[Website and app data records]
##############################

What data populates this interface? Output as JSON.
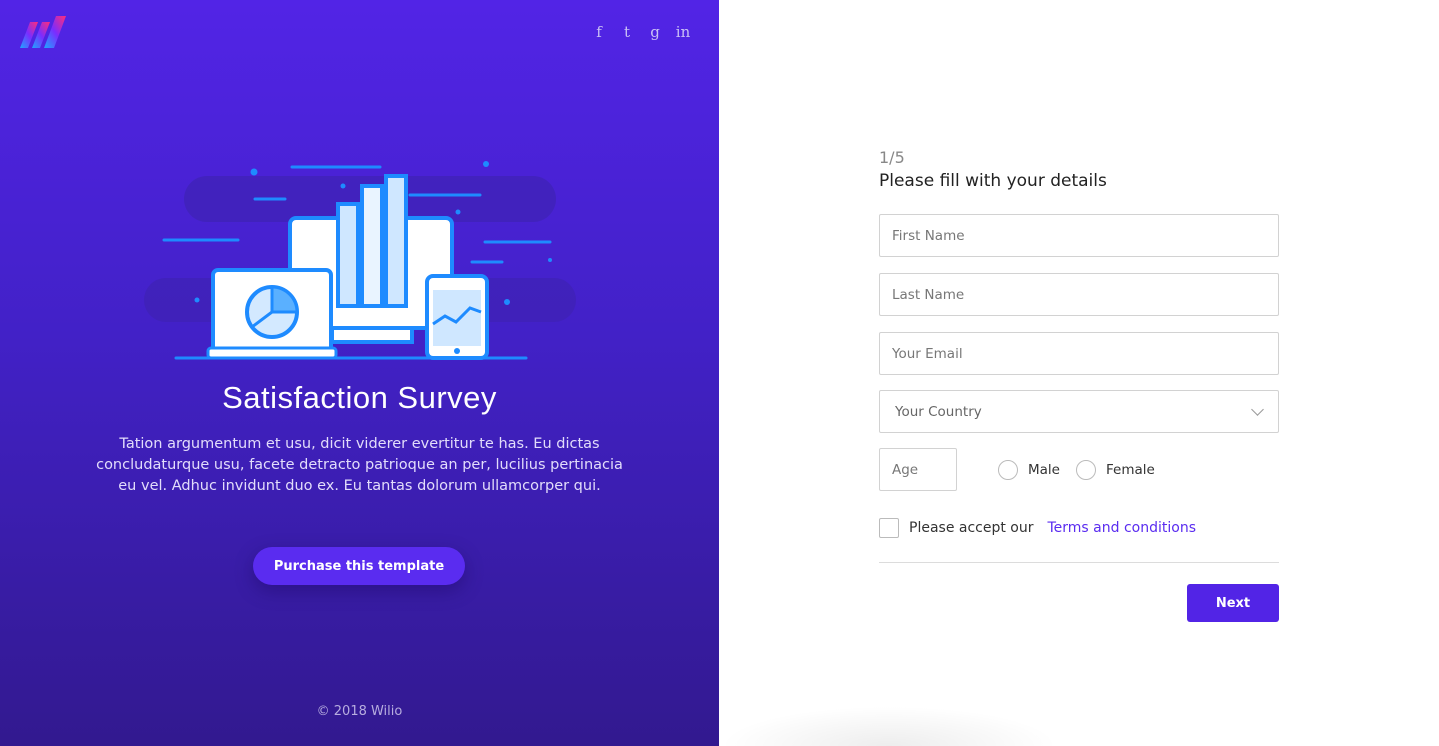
{
  "left": {
    "logo_icon": "wilio-logo-icon",
    "social": [
      "f",
      "t",
      "g",
      "in"
    ],
    "title": "Satisfaction Survey",
    "description": "Tation argumentum et usu, dicit viderer evertitur te has. Eu dictas concludaturque usu, facete detracto patrioque an per, lucilius pertinacia eu vel. Adhuc invidunt duo ex. Eu tantas dolorum ullamcorper qui.",
    "purchase_label": "Purchase this template",
    "copyright": "© 2018 Wilio"
  },
  "form": {
    "step": "1/5",
    "heading": "Please fill with your details",
    "first_name_placeholder": "First Name",
    "last_name_placeholder": "Last Name",
    "email_placeholder": "Your Email",
    "country_placeholder": "Your Country",
    "age_placeholder": "Age",
    "gender_male": "Male",
    "gender_female": "Female",
    "terms_prefix": "Please accept our",
    "terms_link": "Terms and conditions",
    "next_label": "Next"
  },
  "colors": {
    "accent": "#5224e6",
    "panel_top": "#5224e6",
    "panel_bottom": "#32198f"
  }
}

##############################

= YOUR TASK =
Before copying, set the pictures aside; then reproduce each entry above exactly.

= OUTPUT BELOW =
What data populates this interface? Output as JSON.
{
  "left": {
    "logo_icon": "wilio-logo-icon",
    "social": [
      "f",
      "t",
      "g",
      "in"
    ],
    "title": "Satisfaction Survey",
    "description": "Tation argumentum et usu, dicit viderer evertitur te has. Eu dictas concludaturque usu, facete detracto patrioque an per, lucilius pertinacia eu vel. Adhuc invidunt duo ex. Eu tantas dolorum ullamcorper qui.",
    "purchase_label": "Purchase this template",
    "copyright": "© 2018 Wilio"
  },
  "form": {
    "step": "1/5",
    "heading": "Please fill with your details",
    "first_name_placeholder": "First Name",
    "last_name_placeholder": "Last Name",
    "email_placeholder": "Your Email",
    "country_placeholder": "Your Country",
    "age_placeholder": "Age",
    "gender_male": "Male",
    "gender_female": "Female",
    "terms_prefix": "Please accept our",
    "terms_link": "Terms and conditions",
    "next_label": "Next"
  },
  "colors": {
    "accent": "#5224e6",
    "panel_top": "#5224e6",
    "panel_bottom": "#32198f"
  }
}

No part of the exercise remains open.